“Many social activists in Hong Kong are subject to situations like this every day. I think this is obviously a kind of repression and intimidation, “Ho told reporters after being hit by the paint.
Two Taiwanese men were arrested immediately after the attack, the Island Crime Investigation Office said, adding that the couple was linked to an organized crime group that supports closer ties between Taiwan and China.
Organizers said around 100,000 people attended the Taipei demonstration to support anti-government protests in Hong Kong, part of a global “anti-totalitarian” demonstration before the 70th anniversary of the founding of communist China on October 1.
“I think the people of Hong Kong will not back down or be scared by situations like this,” he said, calling the incident “an attack on freedom of expression.”
“Take our will and determination to protect Taiwan’s democracy seriously,” Tsai said in a Facebook post. “This is the land of freedom and civilization, not the territory of unbridled totalitarianism. Don’t try to challenge the democracy and rule of law of Taiwan. ”
Hundreds of thousands of people have taken to the streets of Hong Kong, ruled by Chinese, since mid-June in protests denouncing what they perceive as a progressive interference from Beijing, a charge China denies. On Sunday there were some of the most violent clashes since the protests began, with Hong Kong police firing water cannons, rubber bullets and tear gas at demonstrators who threw petrol bombs.
Taiwan President Tsai Ing-wen said Ho’s attackers “will be severely punished” according to the law and that Taiwan will not tolerate violence.
People in Taiwan have been watching Hong Kong closely and many have become increasingly cautious with Beijing’s “reunification” agenda for Taiwan.
China believes that democratic Taiwan is a separatist province under its control, by force if necessary, and has suggested an agreement similar to the formula of “one country, two systems” in Hong Kong that guarantees certain freedoms.
Thousands of people from Hong Kong have gone to Taiwan in recent years, citing fears of Chinese erosion of the city’s freedoms.

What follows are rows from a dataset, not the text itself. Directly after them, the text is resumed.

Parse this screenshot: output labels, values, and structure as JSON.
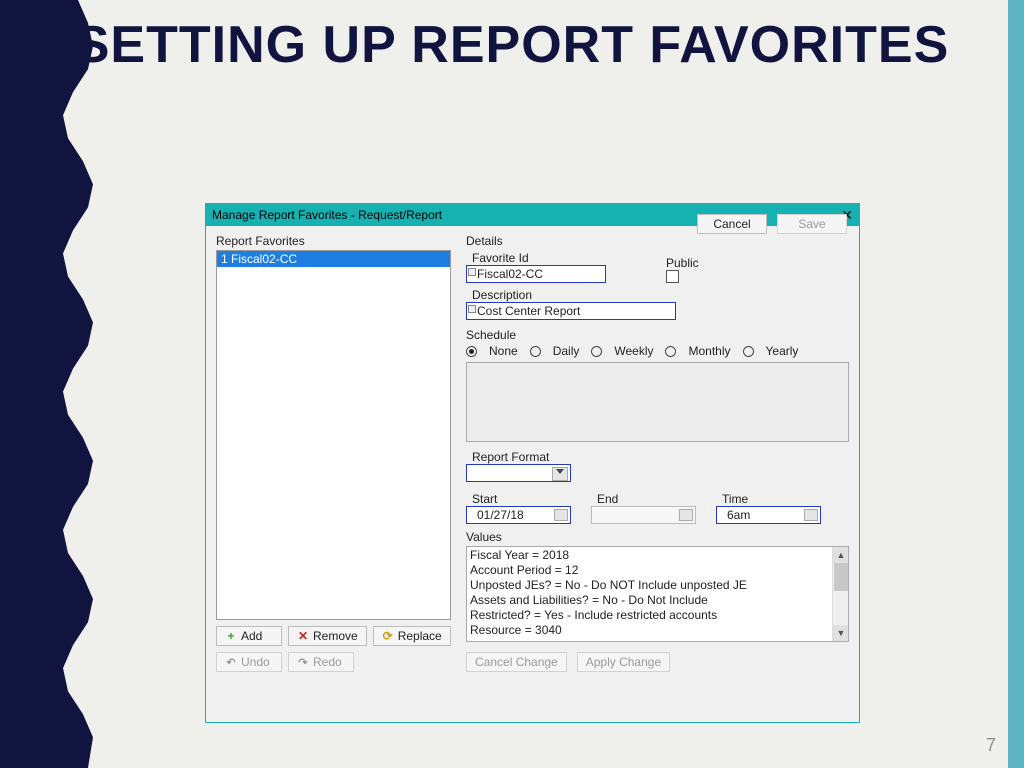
{
  "slide": {
    "title": "SETTING UP REPORT FAVORITES",
    "page_number": "7"
  },
  "dialog": {
    "title": "Manage Report Favorites - Request/Report",
    "report_favorites_label": "Report Favorites",
    "list_item": "1 Fiscal02-CC",
    "buttons": {
      "add": "Add",
      "remove": "Remove",
      "replace": "Replace",
      "undo": "Undo",
      "redo": "Redo",
      "cancel_change": "Cancel Change",
      "apply_change": "Apply Change",
      "cancel": "Cancel",
      "save": "Save"
    },
    "details": {
      "heading": "Details",
      "favorite_id_label": "Favorite Id",
      "favorite_id": "Fiscal02-CC",
      "public_label": "Public",
      "description_label": "Description",
      "description": "Cost Center Report",
      "schedule_label": "Schedule",
      "schedule_options": {
        "none": "None",
        "daily": "Daily",
        "weekly": "Weekly",
        "monthly": "Monthly",
        "yearly": "Yearly"
      },
      "report_format_label": "Report Format",
      "start_label": "Start",
      "start": "01/27/18",
      "end_label": "End",
      "time_label": "Time",
      "time": "6am",
      "values_label": "Values",
      "values_lines": "Fiscal Year = 2018\nAccount Period = 12\nUnposted JEs? = No - Do NOT Include unposted JE\nAssets and Liabilities? = No - Do Not Include\nRestricted? = Yes - Include restricted accounts\nResource = 3040"
    }
  }
}
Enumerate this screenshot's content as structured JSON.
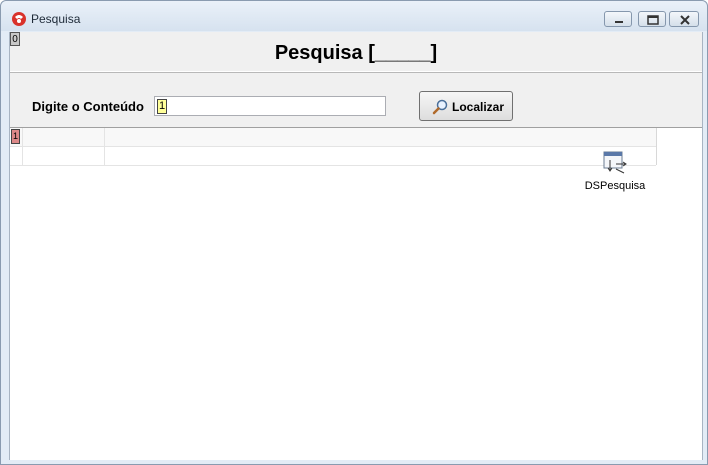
{
  "window": {
    "title": "Pesquisa"
  },
  "header": {
    "title": "Pesquisa [_____]",
    "corner_glyph": "0"
  },
  "search": {
    "label": "Digite o Conteúdo",
    "value": "1",
    "button_label": "Localizar"
  },
  "grid": {
    "header_indicator": "1",
    "rows": [
      [
        "",
        ""
      ]
    ]
  },
  "components": {
    "dataset_label": "DSPesquisa"
  },
  "colors": {
    "title_bar": "#d6e2ef",
    "client_bg": "#f0f0f0",
    "grid_bg": "#ffffff"
  }
}
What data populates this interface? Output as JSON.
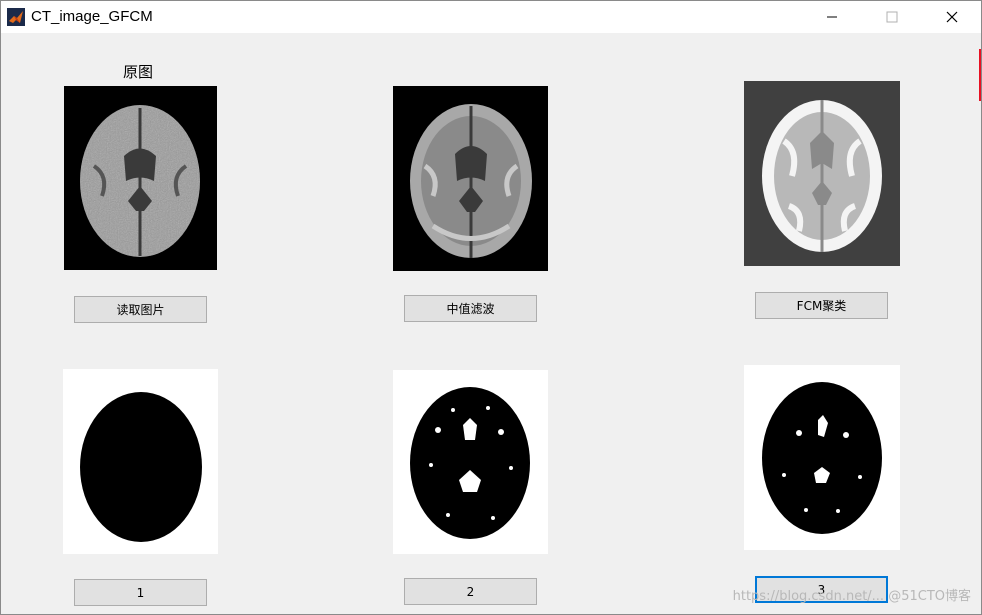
{
  "window": {
    "title": "CT_image_GFCM",
    "icon": "matlab-icon",
    "controls": [
      "minimize-icon",
      "maximize-icon",
      "close-icon"
    ]
  },
  "axes": {
    "original_title": "原图"
  },
  "buttons": {
    "read_image": "读取图片",
    "median_filter": "中值滤波",
    "fcm_cluster": "FCM聚类",
    "cluster_1": "1",
    "cluster_2": "2",
    "cluster_3": "3"
  },
  "focused_button": "cluster_3",
  "watermark": "https://blog.csdn.net/... @51CTO博客",
  "colors": {
    "window_bg": "#f0f0f0",
    "button_bg": "#e1e1e1",
    "button_border": "#adadad",
    "focus": "#0078d7",
    "fcm_background": "#404040"
  }
}
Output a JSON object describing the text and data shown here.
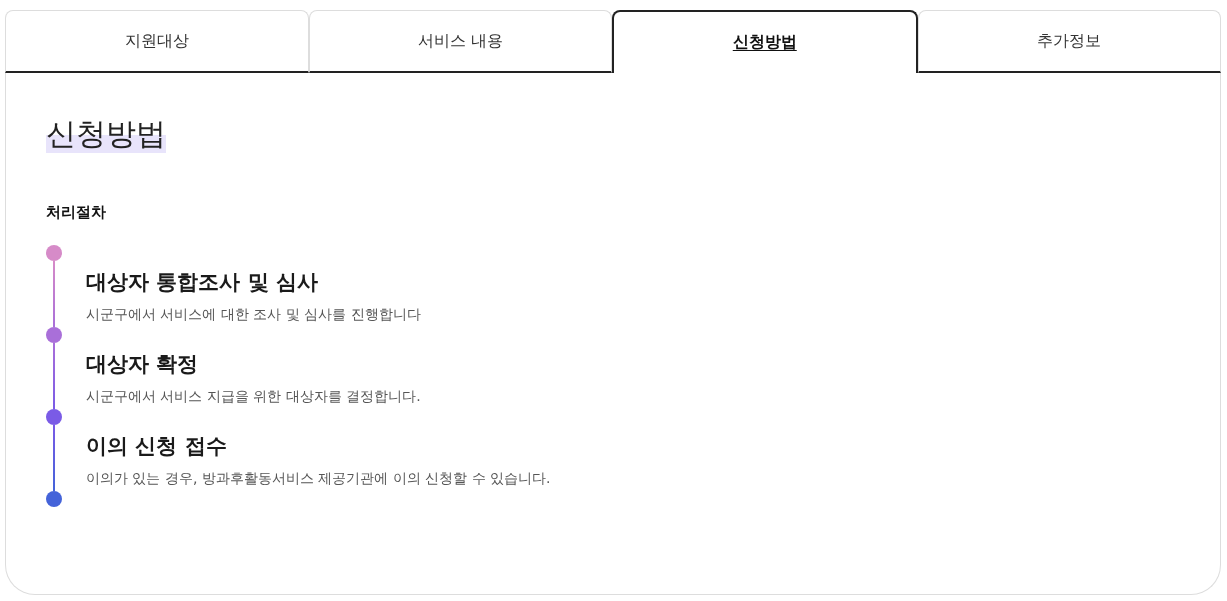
{
  "tabs": [
    {
      "label": "지원대상",
      "selected": false
    },
    {
      "label": "서비스 내용",
      "selected": false
    },
    {
      "label": "신청방법",
      "selected": true
    },
    {
      "label": "추가정보",
      "selected": false
    }
  ],
  "section": {
    "title": "신청방법",
    "subtitle": "처리절차"
  },
  "timeline": {
    "steps": [
      {
        "title": "대상자 통합조사 및 심사",
        "description": "시군구에서 서비스에 대한 조사 및 심사를 진행합니다",
        "color": "#d68bc8"
      },
      {
        "title": "대상자 확정",
        "description": "시군구에서 서비스 지급을 위한 대상자를 결정합니다.",
        "color": "#a96fd9"
      },
      {
        "title": "이의 신청 접수",
        "description": "이의가 있는 경우, 방과후활동서비스 제공기관에 이의 신청할 수 있습니다.",
        "color": "#7a5be6"
      }
    ],
    "end_marker": {
      "color": "#4463d9"
    }
  }
}
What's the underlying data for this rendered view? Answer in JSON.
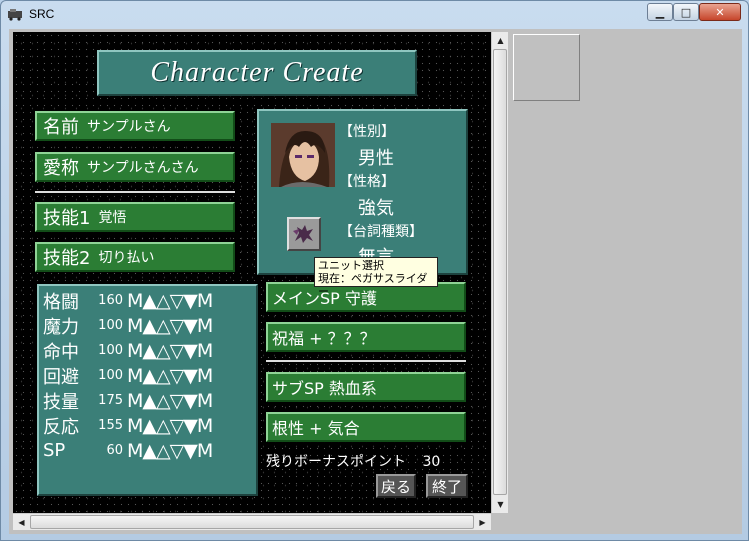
{
  "window": {
    "title": "SRC"
  },
  "header": {
    "title": "Character Create"
  },
  "profile": {
    "name_label": "名前",
    "name_value": "サンプルさん",
    "nickname_label": "愛称",
    "nickname_value": "サンプルさんさん",
    "skill1_label": "技能1",
    "skill1_value": "覚悟",
    "skill2_label": "技能2",
    "skill2_value": "切り払い"
  },
  "portrait_panel": {
    "gender_label": "【性別】",
    "gender_value": "男性",
    "personality_label": "【性格】",
    "personality_value": "強気",
    "dialogue_label": "【台詞種類】",
    "dialogue_value": "無言"
  },
  "tooltip": {
    "line1": "ユニット選択",
    "line2": "現在：ペガサスライダー"
  },
  "stats": [
    {
      "name": "格闘",
      "value": "160"
    },
    {
      "name": "魔力",
      "value": "100"
    },
    {
      "name": "命中",
      "value": "100"
    },
    {
      "name": "回避",
      "value": "100"
    },
    {
      "name": "技量",
      "value": "175"
    },
    {
      "name": "反応",
      "value": "155"
    },
    {
      "name": "SP",
      "value": "60"
    }
  ],
  "stat_controls": {
    "min": "M",
    "up_fast": "▲",
    "up": "△",
    "down": "▽",
    "down_fast": "▼",
    "max": "M"
  },
  "sp": {
    "main": "メインSP  守護",
    "blessing": "祝福 + ？？？",
    "sub": "サブSP   熱血系",
    "grit": "根性 + 気合"
  },
  "bonus": {
    "label": "残りボーナスポイント",
    "value": "30"
  },
  "buttons": {
    "back": "戻る",
    "finish": "終了"
  },
  "colors": {
    "panel_teal": "#3b7f78",
    "button_green": "#2b7d34",
    "background": "#000000"
  }
}
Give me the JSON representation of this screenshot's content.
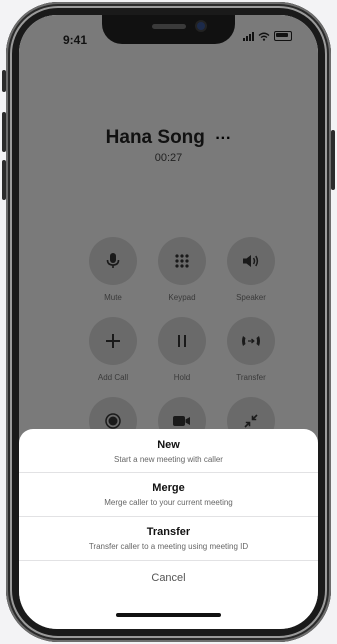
{
  "status_bar": {
    "time": "9:41"
  },
  "caller": {
    "name": "Hana Song",
    "more": "···",
    "duration": "00:27"
  },
  "controls": [
    {
      "label": "Mute",
      "icon": "mic-icon"
    },
    {
      "label": "Keypad",
      "icon": "keypad-icon"
    },
    {
      "label": "Speaker",
      "icon": "speaker-icon"
    },
    {
      "label": "Add Call",
      "icon": "plus-icon"
    },
    {
      "label": "Hold",
      "icon": "pause-icon"
    },
    {
      "label": "Transfer",
      "icon": "transfer-icon"
    },
    {
      "label": "",
      "icon": "record-icon"
    },
    {
      "label": "",
      "icon": "video-icon"
    },
    {
      "label": "",
      "icon": "minimize-icon"
    }
  ],
  "sheet": {
    "options": [
      {
        "title": "New",
        "subtitle": "Start a new meeting with caller"
      },
      {
        "title": "Merge",
        "subtitle": "Merge caller to your current meeting"
      },
      {
        "title": "Transfer",
        "subtitle": "Transfer caller to a meeting using meeting ID"
      }
    ],
    "cancel": "Cancel"
  },
  "colors": {
    "sheet_bg": "#ffffff",
    "overlay": "#7a7a7a",
    "button_fill": "#6a6a6a"
  }
}
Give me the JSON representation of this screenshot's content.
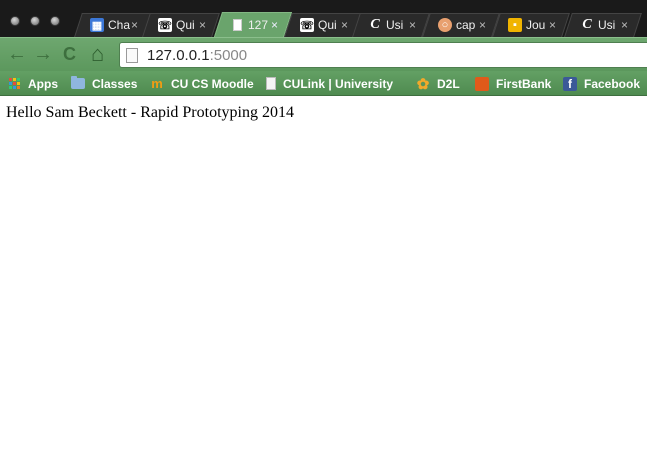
{
  "browser": {
    "tabs": [
      {
        "title": "Cha",
        "favicon": "calendar-icon",
        "fav_color": "#3c78d8",
        "active": false
      },
      {
        "title": "Qui",
        "favicon": "phone-logo-icon",
        "fav_color": "#ffffff",
        "active": false
      },
      {
        "title": "127",
        "favicon": "page-icon",
        "fav_color": "#ffffff",
        "active": true
      },
      {
        "title": "Qui",
        "favicon": "phone-logo-icon",
        "fav_color": "#ffffff",
        "active": false
      },
      {
        "title": "Usi",
        "favicon": "c-logo-icon",
        "fav_color": "#ffffff",
        "active": false
      },
      {
        "title": "cap",
        "favicon": "capture-icon",
        "fav_color": "#e8a06f",
        "active": false
      },
      {
        "title": "Jou",
        "favicon": "journal-icon",
        "fav_color": "#f0b400",
        "active": false
      },
      {
        "title": "Usi",
        "favicon": "c-logo-icon",
        "fav_color": "#ffffff",
        "active": false
      }
    ],
    "tab_close_glyph": "×",
    "toolbar": {
      "back_glyph": "←",
      "forward_glyph": "→",
      "reload_glyph": "C",
      "home_glyph": "⌂",
      "url_host": "127.0.0.1",
      "url_port": ":5000"
    },
    "bookmarks": [
      {
        "label": "Apps",
        "icon": "apps-grid-icon"
      },
      {
        "label": "Classes",
        "icon": "folder-icon"
      },
      {
        "label": "CU CS Moodle",
        "icon": "moodle-icon"
      },
      {
        "label": "CULink | University o",
        "icon": "document-icon"
      },
      {
        "label": "D2L",
        "icon": "d2l-icon"
      },
      {
        "label": "FirstBank",
        "icon": "firstbank-icon"
      },
      {
        "label": "Facebook",
        "icon": "facebook-icon"
      }
    ],
    "accent_color": "#5c985d"
  },
  "page": {
    "text": "Hello Sam Beckett - Rapid Prototyping 2014"
  }
}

Challenging heavy rains before a typhoon approached, many protesters in Taipei wore black and repeatedly chanted “Free Hong Kong.” Support Hong Kong. “Some carried posters that said” support Hong Kong against totalitarianism. ”
Beijing accused Taipei of supporting the Hong Kong protests, an accusation that Taiwan denies.
Commenting on Sunday’s protests around the world, Tsai said many were joining for freedom and democracy. “Everyone’s heart is with Hong Kong.”